[REQUIRED WORK]
Every line of the material has to be retyped exactly.

[DATASET RECORDS]

┌──

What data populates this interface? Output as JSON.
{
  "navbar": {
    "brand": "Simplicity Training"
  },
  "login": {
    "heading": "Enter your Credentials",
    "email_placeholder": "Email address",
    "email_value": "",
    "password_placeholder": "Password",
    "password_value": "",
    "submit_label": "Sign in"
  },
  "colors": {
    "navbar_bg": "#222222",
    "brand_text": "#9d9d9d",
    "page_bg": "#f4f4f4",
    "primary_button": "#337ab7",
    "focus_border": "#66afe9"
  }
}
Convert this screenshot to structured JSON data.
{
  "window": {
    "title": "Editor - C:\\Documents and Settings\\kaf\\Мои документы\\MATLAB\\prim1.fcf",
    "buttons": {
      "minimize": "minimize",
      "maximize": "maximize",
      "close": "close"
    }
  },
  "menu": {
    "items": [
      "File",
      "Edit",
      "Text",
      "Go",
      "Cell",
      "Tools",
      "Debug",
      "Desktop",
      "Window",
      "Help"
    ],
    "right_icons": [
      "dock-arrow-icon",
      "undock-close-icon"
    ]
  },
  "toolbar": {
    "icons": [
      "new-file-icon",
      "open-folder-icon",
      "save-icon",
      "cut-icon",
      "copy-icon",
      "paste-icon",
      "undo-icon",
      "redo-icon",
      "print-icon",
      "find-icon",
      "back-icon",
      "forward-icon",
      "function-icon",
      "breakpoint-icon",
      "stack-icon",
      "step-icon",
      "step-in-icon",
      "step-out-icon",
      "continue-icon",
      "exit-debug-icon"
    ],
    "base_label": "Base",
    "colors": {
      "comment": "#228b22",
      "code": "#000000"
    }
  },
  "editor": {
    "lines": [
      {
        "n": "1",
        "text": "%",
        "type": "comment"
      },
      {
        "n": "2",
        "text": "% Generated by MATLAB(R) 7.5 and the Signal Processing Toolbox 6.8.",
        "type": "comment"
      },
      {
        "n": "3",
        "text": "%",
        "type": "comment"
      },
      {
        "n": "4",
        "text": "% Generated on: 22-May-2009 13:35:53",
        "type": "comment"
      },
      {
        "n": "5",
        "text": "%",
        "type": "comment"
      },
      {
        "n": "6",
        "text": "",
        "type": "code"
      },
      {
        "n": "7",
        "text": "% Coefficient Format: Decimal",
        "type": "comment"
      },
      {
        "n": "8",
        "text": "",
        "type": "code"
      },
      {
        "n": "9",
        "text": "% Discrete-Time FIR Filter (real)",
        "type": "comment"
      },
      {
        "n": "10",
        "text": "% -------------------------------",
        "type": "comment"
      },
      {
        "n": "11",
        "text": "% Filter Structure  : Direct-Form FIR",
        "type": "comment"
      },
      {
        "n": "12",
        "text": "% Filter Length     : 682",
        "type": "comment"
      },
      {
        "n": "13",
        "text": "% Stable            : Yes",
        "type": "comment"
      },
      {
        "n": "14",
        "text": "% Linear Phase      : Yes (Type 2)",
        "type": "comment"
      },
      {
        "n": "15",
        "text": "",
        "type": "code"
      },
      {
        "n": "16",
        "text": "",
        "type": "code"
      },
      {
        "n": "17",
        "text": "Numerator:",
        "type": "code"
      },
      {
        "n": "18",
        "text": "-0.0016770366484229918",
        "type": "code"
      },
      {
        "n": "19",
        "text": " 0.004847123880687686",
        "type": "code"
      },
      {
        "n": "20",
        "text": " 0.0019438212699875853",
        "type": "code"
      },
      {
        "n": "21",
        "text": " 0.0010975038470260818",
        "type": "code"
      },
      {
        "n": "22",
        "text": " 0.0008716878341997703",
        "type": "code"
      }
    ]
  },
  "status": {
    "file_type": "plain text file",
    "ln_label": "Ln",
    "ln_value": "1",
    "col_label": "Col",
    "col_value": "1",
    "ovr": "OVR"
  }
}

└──

[RESPONSE BOX]
What data populates this interface? Output as JSON.
{
  "navbar": {
    "brand": "Simplicity Training"
  },
  "login": {
    "heading": "Enter your Credentials",
    "email_placeholder": "Email address",
    "email_value": "",
    "password_placeholder": "Password",
    "password_value": "",
    "submit_label": "Sign in"
  },
  "colors": {
    "navbar_bg": "#222222",
    "brand_text": "#9d9d9d",
    "page_bg": "#f4f4f4",
    "primary_button": "#337ab7",
    "focus_border": "#66afe9"
  }
}
Convert this screenshot to structured JSON data.
{
  "window": {
    "title": "Editor - C:\\Documents and Settings\\kaf\\Мои документы\\MATLAB\\prim1.fcf",
    "buttons": {
      "minimize": "minimize",
      "maximize": "maximize",
      "close": "close"
    }
  },
  "menu": {
    "items": [
      "File",
      "Edit",
      "Text",
      "Go",
      "Cell",
      "Tools",
      "Debug",
      "Desktop",
      "Window",
      "Help"
    ],
    "right_icons": [
      "dock-arrow-icon",
      "undock-close-icon"
    ]
  },
  "toolbar": {
    "icons": [
      "new-file-icon",
      "open-folder-icon",
      "save-icon",
      "cut-icon",
      "copy-icon",
      "paste-icon",
      "undo-icon",
      "redo-icon",
      "print-icon",
      "find-icon",
      "back-icon",
      "forward-icon",
      "function-icon",
      "breakpoint-icon",
      "stack-icon",
      "step-icon",
      "step-in-icon",
      "step-out-icon",
      "continue-icon",
      "exit-debug-icon"
    ],
    "base_label": "Base",
    "colors": {
      "comment": "#228b22",
      "code": "#000000"
    }
  },
  "editor": {
    "lines": [
      {
        "n": "1",
        "text": "%",
        "type": "comment"
      },
      {
        "n": "2",
        "text": "% Generated by MATLAB(R) 7.5 and the Signal Processing Toolbox 6.8.",
        "type": "comment"
      },
      {
        "n": "3",
        "text": "%",
        "type": "comment"
      },
      {
        "n": "4",
        "text": "% Generated on: 22-May-2009 13:35:53",
        "type": "comment"
      },
      {
        "n": "5",
        "text": "%",
        "type": "comment"
      },
      {
        "n": "6",
        "text": "",
        "type": "code"
      },
      {
        "n": "7",
        "text": "% Coefficient Format: Decimal",
        "type": "comment"
      },
      {
        "n": "8",
        "text": "",
        "type": "code"
      },
      {
        "n": "9",
        "text": "% Discrete-Time FIR Filter (real)",
        "type": "comment"
      },
      {
        "n": "10",
        "text": "% -------------------------------",
        "type": "comment"
      },
      {
        "n": "11",
        "text": "% Filter Structure  : Direct-Form FIR",
        "type": "comment"
      },
      {
        "n": "12",
        "text": "% Filter Length     : 682",
        "type": "comment"
      },
      {
        "n": "13",
        "text": "% Stable            : Yes",
        "type": "comment"
      },
      {
        "n": "14",
        "text": "% Linear Phase      : Yes (Type 2)",
        "type": "comment"
      },
      {
        "n": "15",
        "text": "",
        "type": "code"
      },
      {
        "n": "16",
        "text": "",
        "type": "code"
      },
      {
        "n": "17",
        "text": "Numerator:",
        "type": "code"
      },
      {
        "n": "18",
        "text": "-0.0016770366484229918",
        "type": "code"
      },
      {
        "n": "19",
        "text": " 0.004847123880687686",
        "type": "code"
      },
      {
        "n": "20",
        "text": " 0.0019438212699875853",
        "type": "code"
      },
      {
        "n": "21",
        "text": " 0.0010975038470260818",
        "type": "code"
      },
      {
        "n": "22",
        "text": " 0.0008716878341997703",
        "type": "code"
      }
    ]
  },
  "status": {
    "file_type": "plain text file",
    "ln_label": "Ln",
    "ln_value": "1",
    "col_label": "Col",
    "col_value": "1",
    "ovr": "OVR"
  }
}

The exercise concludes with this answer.